Wash Down Diversion Systems do just what their name says – they divert, plus store the carwash runoff. After the water is collected and stored, it can be purified (treated) and ultimately end up either released or recycled within the car wash business – which would be the ultimate water-saving option.
As said previously, Wash Down Diversion Systems are intended for stationary car wash and other washdown operations only.
When the wash down starts, the valve of a wash down system like DD600 Automated Wash Down Diversion System is triggered to open automatically, which is why these types of systems carry a stamp that says “Automated.” This fact allows for easier operation without having to think if the valve is open or closed in the middle of a washing process.
The DD600 Automated Wash Down Diversion System requires no electricity to function.
Two valves are the main controllers of all operations within the DD600:
- Fox Demand Valve
- Main Valve – DV150
How it all works?
The demand valve sends the signal to the other valve to open the collection pit.
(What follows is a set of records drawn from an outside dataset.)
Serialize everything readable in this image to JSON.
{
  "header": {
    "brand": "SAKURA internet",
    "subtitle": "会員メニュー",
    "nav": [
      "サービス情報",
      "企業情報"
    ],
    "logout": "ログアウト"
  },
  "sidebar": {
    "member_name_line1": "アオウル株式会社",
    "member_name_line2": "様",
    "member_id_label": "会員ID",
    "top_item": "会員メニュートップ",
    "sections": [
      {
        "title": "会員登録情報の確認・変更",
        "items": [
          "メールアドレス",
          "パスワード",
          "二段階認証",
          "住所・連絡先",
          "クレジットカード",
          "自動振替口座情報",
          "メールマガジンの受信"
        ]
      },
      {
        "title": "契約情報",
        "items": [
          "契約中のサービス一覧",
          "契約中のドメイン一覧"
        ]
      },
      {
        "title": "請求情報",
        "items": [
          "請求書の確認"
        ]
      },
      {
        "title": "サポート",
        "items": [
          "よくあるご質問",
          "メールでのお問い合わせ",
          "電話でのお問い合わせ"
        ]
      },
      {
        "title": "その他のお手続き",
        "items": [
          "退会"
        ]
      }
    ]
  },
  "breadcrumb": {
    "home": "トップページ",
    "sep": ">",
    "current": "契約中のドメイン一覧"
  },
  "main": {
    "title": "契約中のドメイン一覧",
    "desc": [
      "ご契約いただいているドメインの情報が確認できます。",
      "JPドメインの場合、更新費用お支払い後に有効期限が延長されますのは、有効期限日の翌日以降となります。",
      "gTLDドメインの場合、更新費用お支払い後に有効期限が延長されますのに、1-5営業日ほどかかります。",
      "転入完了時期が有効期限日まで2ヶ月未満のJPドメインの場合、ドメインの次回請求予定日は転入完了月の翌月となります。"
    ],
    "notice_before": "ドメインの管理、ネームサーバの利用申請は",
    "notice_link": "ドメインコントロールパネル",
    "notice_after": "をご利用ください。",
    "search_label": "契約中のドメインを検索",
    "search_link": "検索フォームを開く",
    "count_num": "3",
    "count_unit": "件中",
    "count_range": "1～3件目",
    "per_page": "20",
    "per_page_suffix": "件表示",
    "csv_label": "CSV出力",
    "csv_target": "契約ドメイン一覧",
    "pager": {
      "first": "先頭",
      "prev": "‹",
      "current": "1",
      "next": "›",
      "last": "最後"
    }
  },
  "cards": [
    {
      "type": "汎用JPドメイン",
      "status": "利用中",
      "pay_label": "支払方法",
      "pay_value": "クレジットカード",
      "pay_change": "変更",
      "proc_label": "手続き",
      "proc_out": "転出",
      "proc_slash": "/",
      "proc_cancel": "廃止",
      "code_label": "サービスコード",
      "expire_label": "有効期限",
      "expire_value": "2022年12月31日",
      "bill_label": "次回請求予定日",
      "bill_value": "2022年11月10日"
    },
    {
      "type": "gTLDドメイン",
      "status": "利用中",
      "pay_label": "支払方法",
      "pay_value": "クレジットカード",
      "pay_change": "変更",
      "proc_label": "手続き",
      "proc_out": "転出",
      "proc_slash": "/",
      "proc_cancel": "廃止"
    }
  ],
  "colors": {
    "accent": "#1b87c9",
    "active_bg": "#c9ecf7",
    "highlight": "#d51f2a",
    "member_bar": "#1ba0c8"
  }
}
That second, DV150 valve is like a gatekeeper, the way to the collection poly pit. It is housed in the pit itself and features a slit basket that prevents the gross pollutants from obstructing the valve.
The collection pit itself has a trade waste outlet and a stormwater outlet.
Besides car wash operations, the automated wash down diversion system can be used in all stationary wash down sites, where a significant number of vehicles get washed on a regular basis. These systems are built tough, making them suitable for more demanding roles, e.g., in truck washing or mining-related washdown operations. If that is the case, instead of the standard (Class B) Wash Down Diversion System, there is also a heavy-duty option.
First Flush Systems
Somewhat different from the aforementioned diversion systems, the First Flush Systems are intended to divert and catch the first wave of stormwater runoff on sites that are too big for hose washing at the end of an activity, so it is the rain and other types of precipitation that ultimately away all the pollutants from the area.
With the First Flush System FF 600, its Programmable Logic Controller (PLC) enables you to program precisely the volume that needs to be collected, avoiding unnecessary collection – up to 2000L. The automatic (demand-driven) option is also present in First Flush systems.
While the pollutant-rich “first flush” remains captured for further treatment, clean stormwater is released through the first flush system.
Baffled Gross Pollutant Collection Trap
The Baffled Gross Pollutant Collection Trap is an advanced, customizable trap that is installed at the stormwater pipe’s ending. Once installed, it starts to restrain waste particles and pollutants immediately.
When runoff water enters the unit, solids of size up to 0.3 millimeters get trapped in a compartment called the sediment basket and drops to its bottom. From there, it can be manually collected and dealt with according to the local regulations.
However, the hydrocarbons remain floating in the water. That is why the remaining water is forwarded to the large chamber of the trap, which contains the baffle. As the baffle directs the flow of the water, the floating hydrocarbons are blocked by it. The now-cleaned water finds its way out beneath the baffle – through the exit system purposefully positioned below the baffle.
This type of Fox Gross Pollutant Collection Trap has no moving parts, making the operation hassle-free and its maintenance easy.
If untreated, car wash wastewater can carry an array of pollutants into our ecosystems and water supply. That is why car wash operations are required by law to install suitable wastewater collection equipment, making car-washing businesses genuinely environmentally-friendly.
Diversion systems and collection traps are commonly used for this purpose. Environmental Equipment Engineering offers robust Fox systems that are high-functioning, durable, and easy to operate and maintain.
Depending on various factors, different systems are suitable for different car wash operations. When deciding on the best system for your business, you will need expert advice. Luckily, Environmental Equipment Engineering can offer you free consultation and advice, based on more than 45 years in the business – to help you define and meet your requirements.